The HELP Business and Human Rights Course will be launched in the United Kingdom at a high level launch event on the 29th September in conjunction with Doughty Street Chambers and Mazars.
The unanimous adoption by the UN Human Rights Council in 2011 of the United Nations Guiding Principles Framework has led to significant developments and increased interest in the field of business and human rights. The Council of Europe has undertaken concrete action in regard to this since 2011 when the Parliamentary Assembly adopted Resolution 1757 and Recommendation 1936 on human rights and business. The CoE continues to work at the forefront of the field through the Drafting Group on Human Rights and Business (CDDH-CORP) and the draft Recommendation of the Committee of Ministers to member states on human rights and business. In the United Kingdom the Joint Select Committee on Human Rights is currently considering the progress made by the Government in implementing the UN Guiding Principles on business and human rights, by means of the National Action Plan published in 2013 and revised in May 2016.
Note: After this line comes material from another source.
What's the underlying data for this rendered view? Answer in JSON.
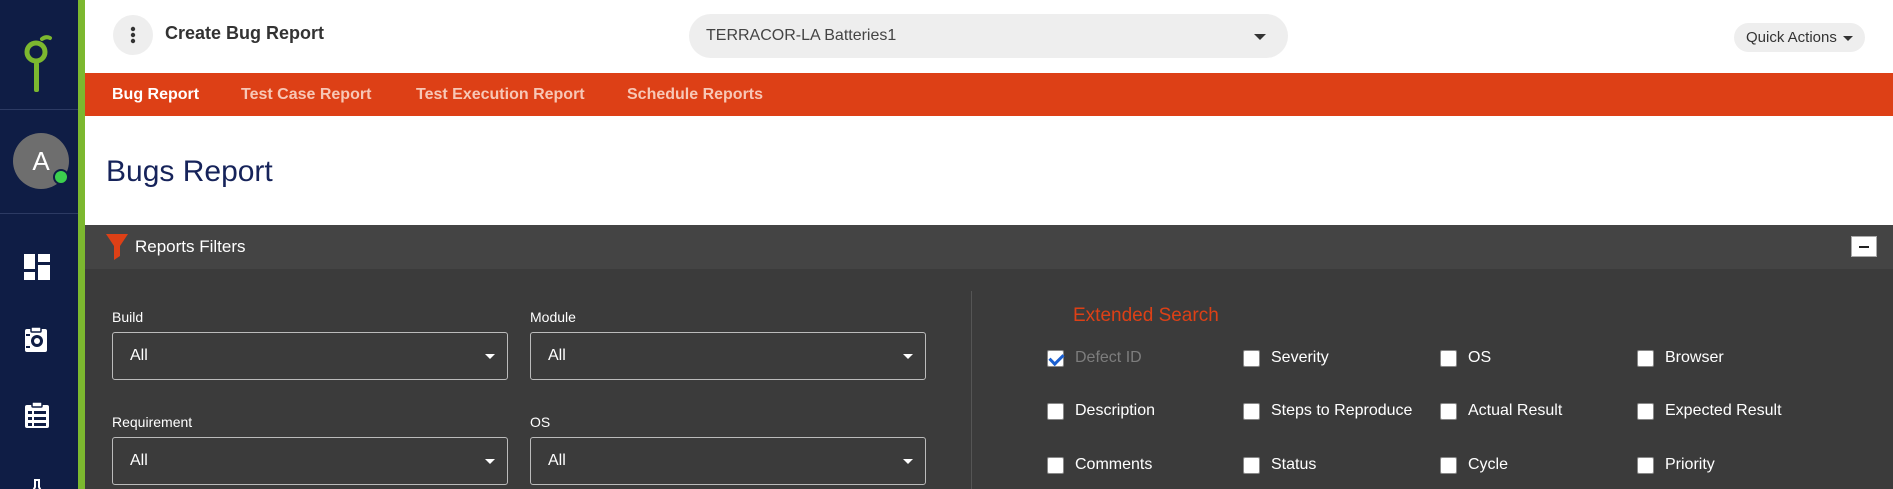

HELP have recognised the need for lawyers, prosecutors and judges to receive the highest level of up to date training on business and human rights issues in order to competently deal with the anticipated significant increase of cases in this field. This dynamic environment provides the context for the HELP Business and Human Rights Course. Although the Course is principally concerned with the ECHR, the Course has been constructed around the “three-pillar” UN Framework and UNGPs. The Framework and the UNGPs provide the most widely accepted heuristic for addressing the variety of complex legal and policy issues relevant to business and human rights. Session 3 thus focuses on the State Duty to Protect Human Rights (Pillar I); Session 4 considers the Corporate Responsibility to Respect Human Rights (Pillar II); and Session 5 addresses the right to remedy for business-related human rights abuses (Pillar III). Session 6 considers the issue of extraterritoriality as a cross-cutting issue.
Throughout, the aim is to introduce participants both to the existing international legal framework relevant to business and human rights, which provides the point of departure for current discussions amongst governments, jurists, human rights advocates and businesses, as well as presenting the main strands of current debates that have potential to influence the future evolution of the field.